Since everything needs to happen in a compressed amount of time, she has brides with a three- to six-month lead-time write out weekly to-dos rather than monthly ones. "It can be overwhelming to list out all the things you'll need to do each month," she explains. "Breaking it down into weekly tasks makes it feel more manageable." And don't be shy about enlisting your squad. Getting your bridal party, relatives and obviously your future spouse involved can be invaluable, she says, just be sure to set deadlines for people if you delegate. Accountability is key when you have a short planning period." She outlines her other tricks for racing down the aisle here.
Book your venue ASAP.
By all means, finish that glass of celebratory Champagne, but once it's done, get to work finding a venue for your ceremony and reception. Since more popular properties tend to book up fast, you may need to get creative with your hunt. "Do you have a favorite restaurant that might be a great reception venue?" asks Weatherly. "Then see if you can buy it out for one night. Is there a fabulous art gallery or cultural center in your town? Ask if they'd be willing to host your event."
Get creative with timing.
If your heart is set on a trendy venue, you might need to be open to more out-of-the-box days. "Friday evenings and Sundays will have more availability than a Saturday," explains Weatherly. "And picking an off-season month can help in procuring venues and vendors. Usually January, February, and March are less busy than the peak wedding months in the spring, summer, and fall."
Bring in reinforcements.
While your nearest and dearest can be helpful, a wedding planner is invaluable when putting together your dream day under a tight deadline. Notes Weatherly, "A good planner will prioritize the process within the shorter timeframe and hunt down available venues and vendors."
Determine your must-haves.
Always dreamed of pulling up to your nuptials in a classic car? Have your heart set on a particular band? Check their availability before picking a date.

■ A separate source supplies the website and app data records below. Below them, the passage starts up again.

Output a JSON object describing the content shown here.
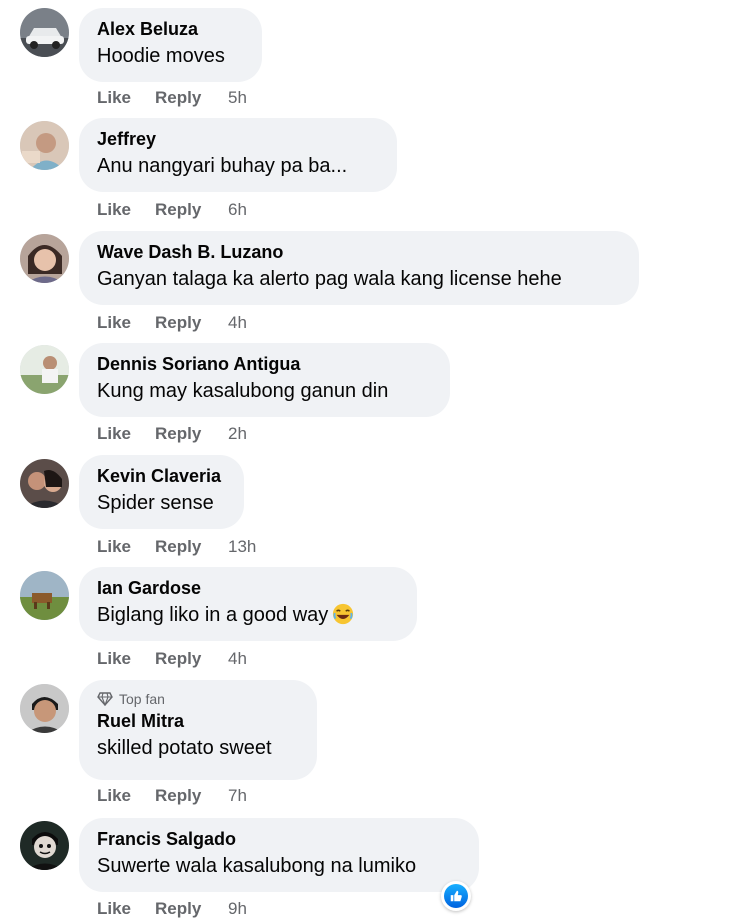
{
  "action_labels": {
    "like": "Like",
    "reply": "Reply"
  },
  "comments": [
    {
      "name": "Alex Beluza",
      "text": "Hoodie moves",
      "time": "5h",
      "avatar": "car-avatar"
    },
    {
      "name": "Jeffrey",
      "text": "Anu nangyari buhay pa ba...",
      "time": "6h",
      "avatar": "person-avatar"
    },
    {
      "name": "Wave Dash B. Luzano",
      "text": "Ganyan talaga ka alerto pag wala kang license hehe",
      "time": "4h",
      "avatar": "person-avatar"
    },
    {
      "name": "Dennis Soriano Antigua",
      "text": "Kung may kasalubong ganun din",
      "time": "2h",
      "avatar": "outdoor-avatar"
    },
    {
      "name": "Kevin Claveria",
      "text": "Spider sense",
      "time": "13h",
      "avatar": "couple-avatar"
    },
    {
      "name": "Ian Gardose",
      "text": "Biglang liko in a good way",
      "time": "4h",
      "avatar": "landscape-avatar",
      "emoji": "laughing-emoji"
    },
    {
      "name": "Ruel Mitra",
      "text": "skilled potato sweet",
      "time": "7h",
      "avatar": "person-avatar",
      "badge": "Top fan"
    },
    {
      "name": "Francis Salgado",
      "text": "Suwerte wala kasalubong na lumiko",
      "time": "9h",
      "avatar": "person-avatar",
      "reaction": "like-reaction-icon"
    }
  ],
  "colors": {
    "bubble": "#f0f2f5",
    "meta": "#65676b",
    "text": "#050505",
    "like_blue": "#0866ff"
  }
}
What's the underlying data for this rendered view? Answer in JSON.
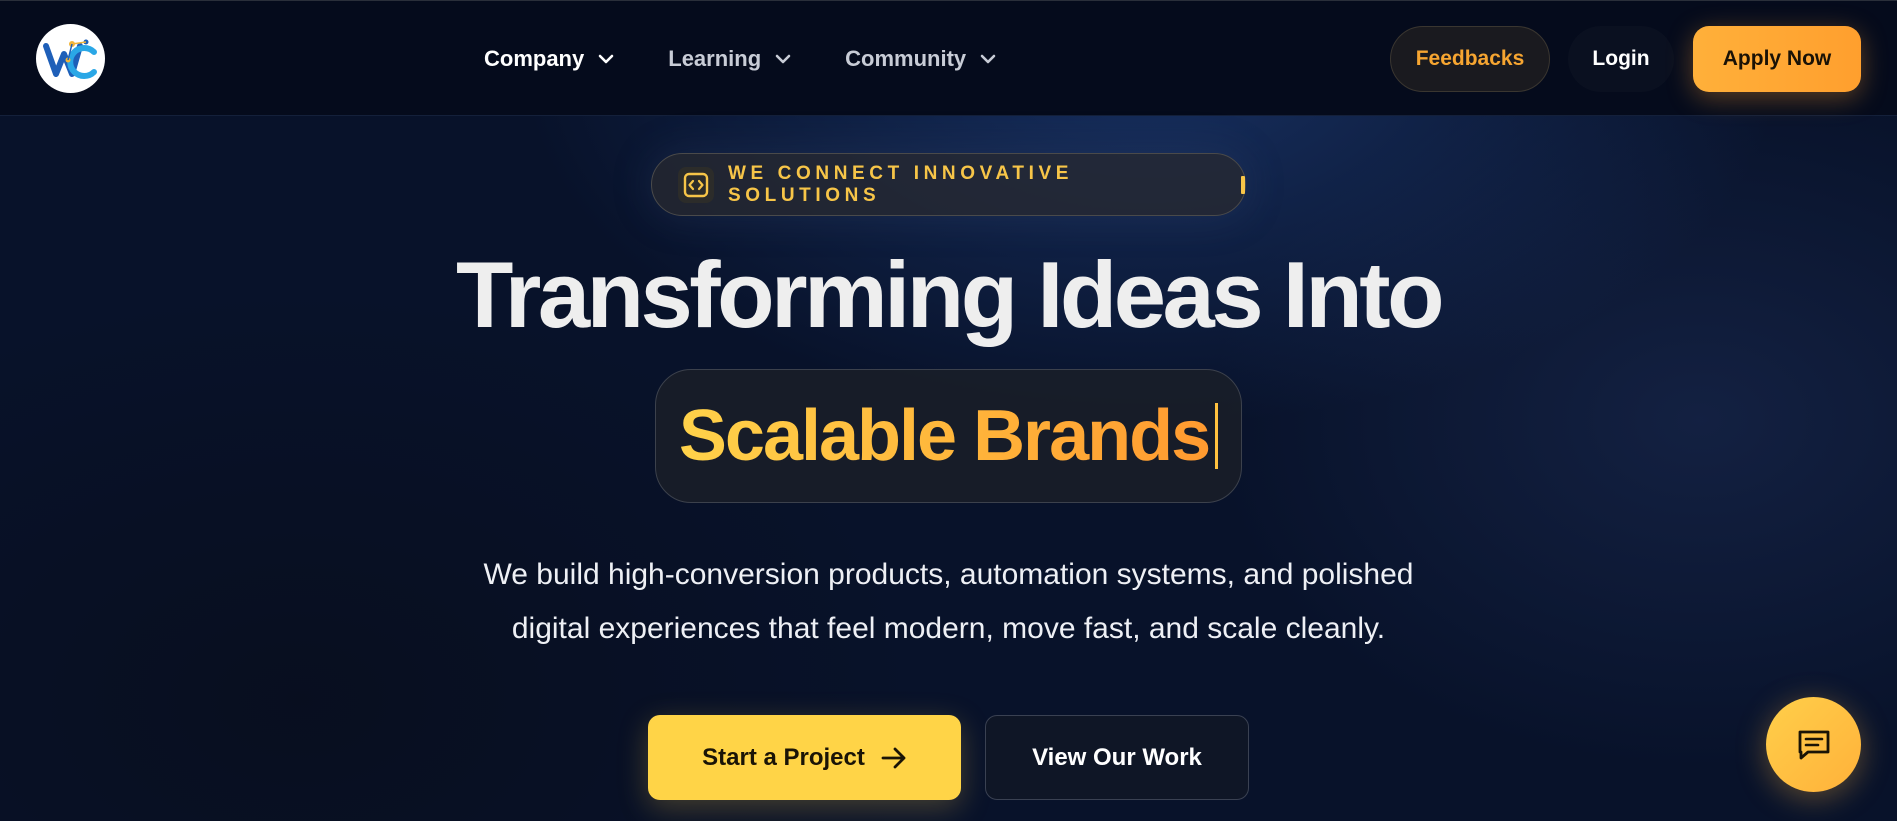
{
  "nav": {
    "logo_alt": "WC",
    "menu": [
      {
        "label": "Company"
      },
      {
        "label": "Learning"
      },
      {
        "label": "Community"
      }
    ],
    "feedback_label": "Feedbacks",
    "login_label": "Login",
    "apply_label": "Apply Now"
  },
  "hero": {
    "badge_text": "WE CONNECT INNOVATIVE SOLUTIONS",
    "headline": "Transforming Ideas Into",
    "highlight": "Scalable Brands",
    "subtitle_line1": "We build high-conversion products, automation systems, and polished",
    "subtitle_line2": "digital experiences that feel modern, move fast, and scale cleanly.",
    "cta_primary": "Start a Project",
    "cta_secondary": "View Our Work"
  },
  "colors": {
    "accent_orange": "#ff9f2e",
    "accent_yellow": "#ffd447",
    "background": "#08122a"
  },
  "icons": {
    "badge": "code-icon",
    "cta_primary": "arrow-right-icon",
    "chat": "chat-icon"
  }
}
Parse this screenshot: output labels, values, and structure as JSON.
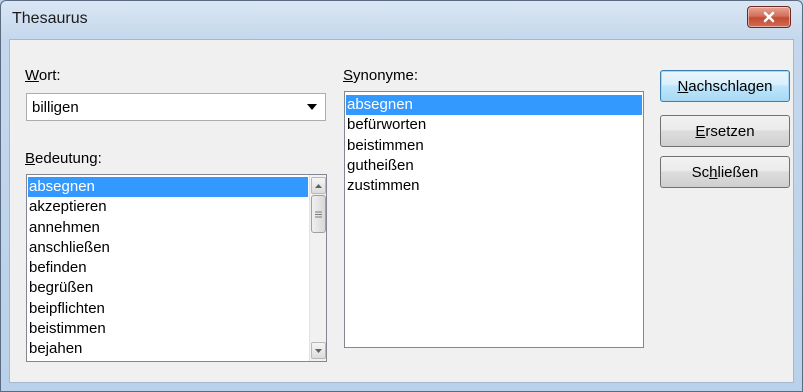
{
  "window": {
    "title": "Thesaurus"
  },
  "wort": {
    "label_mnemonic": "W",
    "label_rest": "ort:",
    "value": "billigen"
  },
  "bedeutung": {
    "label_mnemonic": "B",
    "label_rest": "edeutung:",
    "items": [
      "absegnen",
      "akzeptieren",
      "annehmen",
      "anschließen",
      "befinden",
      "begrüßen",
      "beipflichten",
      "beistimmen",
      "bejahen"
    ],
    "selected": "absegnen"
  },
  "synonyme": {
    "label_mnemonic": "S",
    "label_rest": "ynonyme:",
    "items": [
      "absegnen",
      "befürworten",
      "beistimmen",
      "gutheißen",
      "zustimmen"
    ],
    "selected": "absegnen"
  },
  "buttons": {
    "nachschlagen": {
      "mnemonic": "N",
      "rest": "achschlagen"
    },
    "ersetzen": {
      "mnemonic": "E",
      "rest": "rsetzen"
    },
    "schliessen_pre": "Sc",
    "schliessen_mnemonic": "h",
    "schliessen_post": "ließen"
  },
  "colors": {
    "selection": "#3399ff",
    "close_button": "#c24a32",
    "dialog_background": "#f0f0f0"
  },
  "icons": [
    "close-icon",
    "chevron-down-icon",
    "scroll-up-arrow-icon",
    "scroll-down-arrow-icon",
    "scroll-grip-icon"
  ]
}
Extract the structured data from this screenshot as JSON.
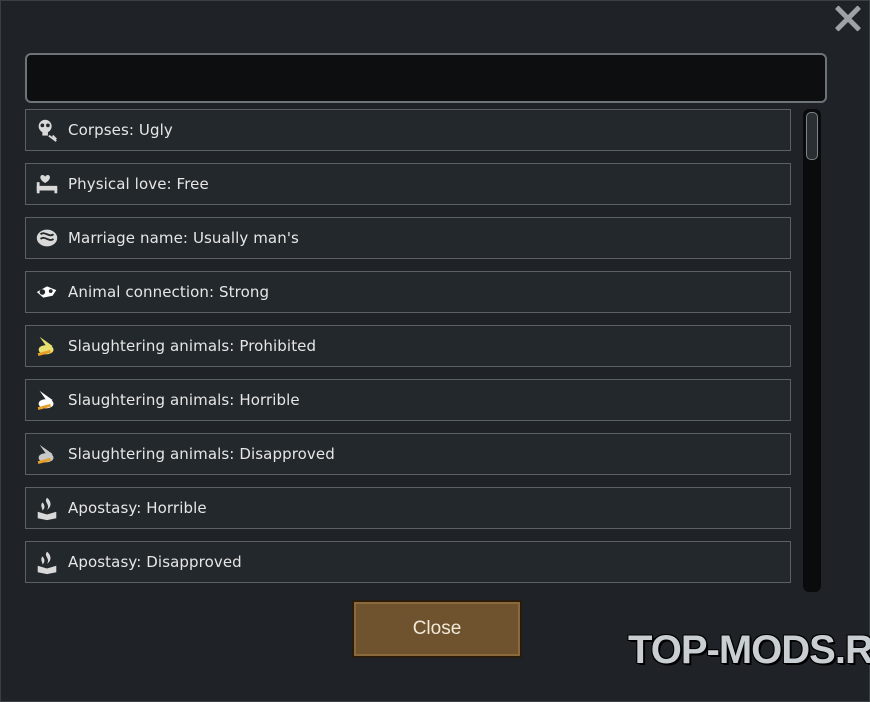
{
  "dialog": {
    "search": {
      "value": "",
      "placeholder": ""
    },
    "close_label": "Close"
  },
  "list": [
    {
      "label": "Corpses: Ugly",
      "icon": "skull-icon",
      "icon_color": "#d9d9d9"
    },
    {
      "label": "Physical love: Free",
      "icon": "bed-heart-icon",
      "icon_color": "#d9d9d9"
    },
    {
      "label": "Marriage name: Usually man's",
      "icon": "couple-scroll-icon",
      "icon_color": "#d9d9d9"
    },
    {
      "label": "Animal connection: Strong",
      "icon": "hand-paw-icon",
      "icon_color": "#ffffff"
    },
    {
      "label": "Slaughtering animals: Prohibited",
      "icon": "knife-animal-icon",
      "icon_color": "#e8e070"
    },
    {
      "label": "Slaughtering animals: Horrible",
      "icon": "knife-animal-icon",
      "icon_color": "#ffffff"
    },
    {
      "label": "Slaughtering animals: Disapproved",
      "icon": "knife-animal-icon",
      "icon_color": "#c8c8c8"
    },
    {
      "label": "Apostasy: Horrible",
      "icon": "burning-book-icon",
      "icon_color": "#d9d9d9"
    },
    {
      "label": "Apostasy: Disapproved",
      "icon": "burning-book-icon",
      "icon_color": "#d9d9d9"
    },
    {
      "label": "",
      "icon": "generic-icon",
      "icon_color": "#d9d9d9"
    }
  ],
  "watermark": "TOP-MODS.RU"
}
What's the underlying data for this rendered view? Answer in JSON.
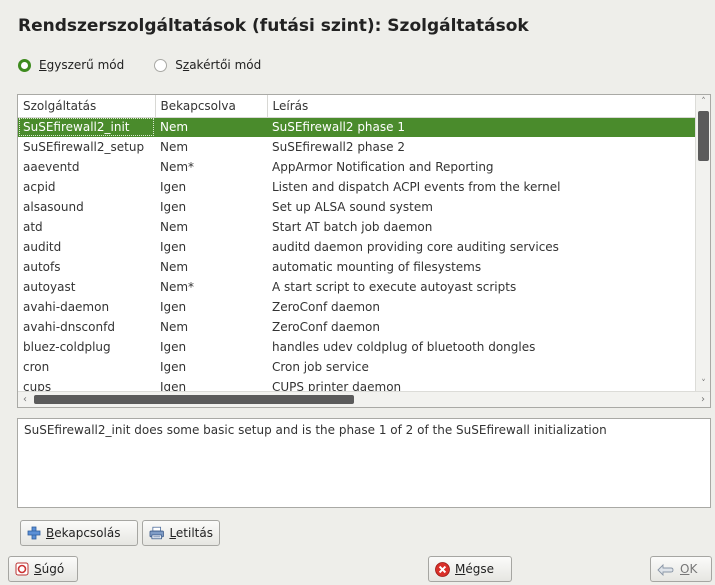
{
  "title": "Rendszerszolgáltatások (futási szint): Szolgáltatások",
  "modes": {
    "simple_accel": "E",
    "simple_rest": "gyszerű mód",
    "expert_pre": "S",
    "expert_accel": "z",
    "expert_rest": "akértői mód",
    "selected": "simple"
  },
  "table": {
    "columns": [
      "Szolgáltatás",
      "Bekapcsolva",
      "Leírás"
    ],
    "rows": [
      [
        "SuSEfirewall2_init",
        "Nem",
        "SuSEfirewall2 phase 1"
      ],
      [
        "SuSEfirewall2_setup",
        "Nem",
        "SuSEfirewall2 phase 2"
      ],
      [
        "aaeventd",
        "Nem*",
        "AppArmor Notification and Reporting"
      ],
      [
        "acpid",
        "Igen",
        "Listen and dispatch ACPI events from the kernel"
      ],
      [
        "alsasound",
        "Igen",
        "Set up ALSA sound system"
      ],
      [
        "atd",
        "Nem",
        "Start AT batch job daemon"
      ],
      [
        "auditd",
        "Igen",
        "auditd daemon providing core auditing services"
      ],
      [
        "autofs",
        "Nem",
        "automatic mounting of filesystems"
      ],
      [
        "autoyast",
        "Nem*",
        "A start script to execute autoyast scripts"
      ],
      [
        "avahi-daemon",
        "Igen",
        "ZeroConf daemon"
      ],
      [
        "avahi-dnsconfd",
        "Nem",
        "ZeroConf daemon"
      ],
      [
        "bluez-coldplug",
        "Igen",
        "handles udev coldplug of bluetooth dongles"
      ],
      [
        "cron",
        "Igen",
        "Cron job service"
      ],
      [
        "cups",
        "Igen",
        "CUPS printer daemon"
      ]
    ],
    "selected_index": 0
  },
  "description": "SuSEfirewall2_init does some basic setup and is the phase 1 of 2 of the SuSEfirewall initialization",
  "buttons": {
    "enable_accel": "B",
    "enable_rest": "ekapcsolás",
    "disable_accel": "L",
    "disable_rest": "etiltás",
    "help_accel": "S",
    "help_rest": "úgó",
    "cancel_accel": "M",
    "cancel_rest": "égse",
    "ok_accel": "O",
    "ok_rest": "K"
  },
  "colors": {
    "selection": "#4a8b2c",
    "radio_checked": "#3e8b1f"
  },
  "icons": {
    "enable": "plus-icon",
    "disable": "printer-icon",
    "help": "help-icon",
    "cancel": "cancel-icon",
    "ok": "ok-hand-icon"
  }
}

To ensure you're happy with your vows, "it's crucial to prioritize what's important to you," says the expert. And for those hoping for a church ceremony, she advises checking in with your officiant "to make sure they will allow weddings within six months. Some don't."
Lock in high-priority vendors.
While a baker might be able to whip up cakes for several weddings on the same day and florists often handle multiple vows at once, "a popular band may be snapped up early," notes Weatherly. She recommends keying in on vendors who can only do one event per day, such as entertainers, photographers, videographers, and even popular hairstylists, before moving on to other tasks.
Skip straight to the invites.
Cross choosing a save-the-date off your to-do list if you're less than six months from your set date, says Weatherly, "Just send the invitations a little early." (FYI: Get started on those as soon as you pick your date and venue as the proofing and printing can take time.)
Think outside the bridal salon.
Because custom dresses can take four to six months to come in, the pro says it's smart to look into other options. She advises hitting up sample sales at salons ("They're a great way to find a dress as it's cash-and-carry"), visiting bridal consignment shops, or even ordering one online. For your bridesmaids, she says, consider renting gowns to save time on the ordering and alteration process.
Cut yourself some slack.
"It's important to focus on the elements that are important to you and not get bogged down by the temptation to do everything," says Weatherly. "If custom signage isn't at the top of your list, don't feel you must do it." Same goes with ordering personalized favors, perfecting your first dance, or even writing your own vows. If something is stressing you out, says the expert, skip it: "People will notice the things you focus on and won't know the things you decided not to do."